When we break the figures down by race, we see that 71 percent of Whites earned their degrees within six years compared to 50 percent of Blacks. This is a huge gap of 21 percentage points. For African American students there was a 10 percentage-point gap in favor of women. White men had a graduate rate that was 25 percentage points higher than the rate for Black men

If we look at students who received athletic scholarships at Division I institutions, we find a smaller racial gap. For White students who entered college between 2012 and 2015 on an athletic scholarship, 73 percent earned their degree from the same institution within six years. For Black student athletes in the same period, 59 percent earned their degree within six years at the same school.
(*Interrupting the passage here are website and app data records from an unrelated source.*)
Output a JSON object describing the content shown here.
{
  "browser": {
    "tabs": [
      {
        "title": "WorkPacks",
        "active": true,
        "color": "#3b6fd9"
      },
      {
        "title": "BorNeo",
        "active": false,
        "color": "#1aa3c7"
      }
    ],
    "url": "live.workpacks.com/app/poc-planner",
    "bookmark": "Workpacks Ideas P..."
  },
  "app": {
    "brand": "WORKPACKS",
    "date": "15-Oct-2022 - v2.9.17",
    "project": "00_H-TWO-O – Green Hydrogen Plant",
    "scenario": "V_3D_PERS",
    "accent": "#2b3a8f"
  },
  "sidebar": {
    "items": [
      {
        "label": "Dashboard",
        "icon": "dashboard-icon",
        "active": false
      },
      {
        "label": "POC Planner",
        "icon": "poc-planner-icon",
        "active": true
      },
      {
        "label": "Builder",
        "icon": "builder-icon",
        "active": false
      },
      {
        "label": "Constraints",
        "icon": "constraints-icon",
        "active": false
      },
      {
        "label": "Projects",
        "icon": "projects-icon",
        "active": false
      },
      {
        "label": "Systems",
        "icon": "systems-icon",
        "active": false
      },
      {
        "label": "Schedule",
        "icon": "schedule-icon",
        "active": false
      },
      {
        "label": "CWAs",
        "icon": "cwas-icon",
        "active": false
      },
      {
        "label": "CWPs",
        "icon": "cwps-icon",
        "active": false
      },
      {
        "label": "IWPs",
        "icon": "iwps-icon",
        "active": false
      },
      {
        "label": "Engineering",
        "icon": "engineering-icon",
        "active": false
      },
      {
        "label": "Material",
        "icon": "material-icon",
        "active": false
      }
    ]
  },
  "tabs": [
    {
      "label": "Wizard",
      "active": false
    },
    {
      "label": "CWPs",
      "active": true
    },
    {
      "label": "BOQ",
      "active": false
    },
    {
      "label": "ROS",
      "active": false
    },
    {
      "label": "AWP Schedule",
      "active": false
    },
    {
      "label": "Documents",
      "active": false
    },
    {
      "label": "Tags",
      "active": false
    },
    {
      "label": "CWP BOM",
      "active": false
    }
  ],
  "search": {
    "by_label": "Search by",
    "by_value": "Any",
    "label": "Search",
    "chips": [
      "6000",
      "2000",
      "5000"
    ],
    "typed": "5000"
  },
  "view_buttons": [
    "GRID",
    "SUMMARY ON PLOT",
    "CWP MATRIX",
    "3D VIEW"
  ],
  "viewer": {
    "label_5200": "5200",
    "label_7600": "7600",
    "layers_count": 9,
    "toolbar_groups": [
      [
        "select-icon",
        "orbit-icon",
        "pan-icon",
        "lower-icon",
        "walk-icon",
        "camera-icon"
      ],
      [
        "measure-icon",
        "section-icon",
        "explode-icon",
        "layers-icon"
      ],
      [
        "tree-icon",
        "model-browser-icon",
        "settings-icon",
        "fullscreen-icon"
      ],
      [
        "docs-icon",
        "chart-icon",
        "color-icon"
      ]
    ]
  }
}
This 14 percentage-point racial gap in graduation is significantly smaller than the racial graduation rate gap for students as a whole.

Presumably, the lesser gap is due to the fact that student athletes in many cases have their tuition and other expenses paid so financial reasons are not a reason to leave college. This is not the case for many students who are not on an athletic scholarship. Also many Division I institutions provide extensive tutoring and counseling services to their student athletes so they remain eligible to play. These services undoubtedly have a positive impact on graduation rates.

This content was originally published here.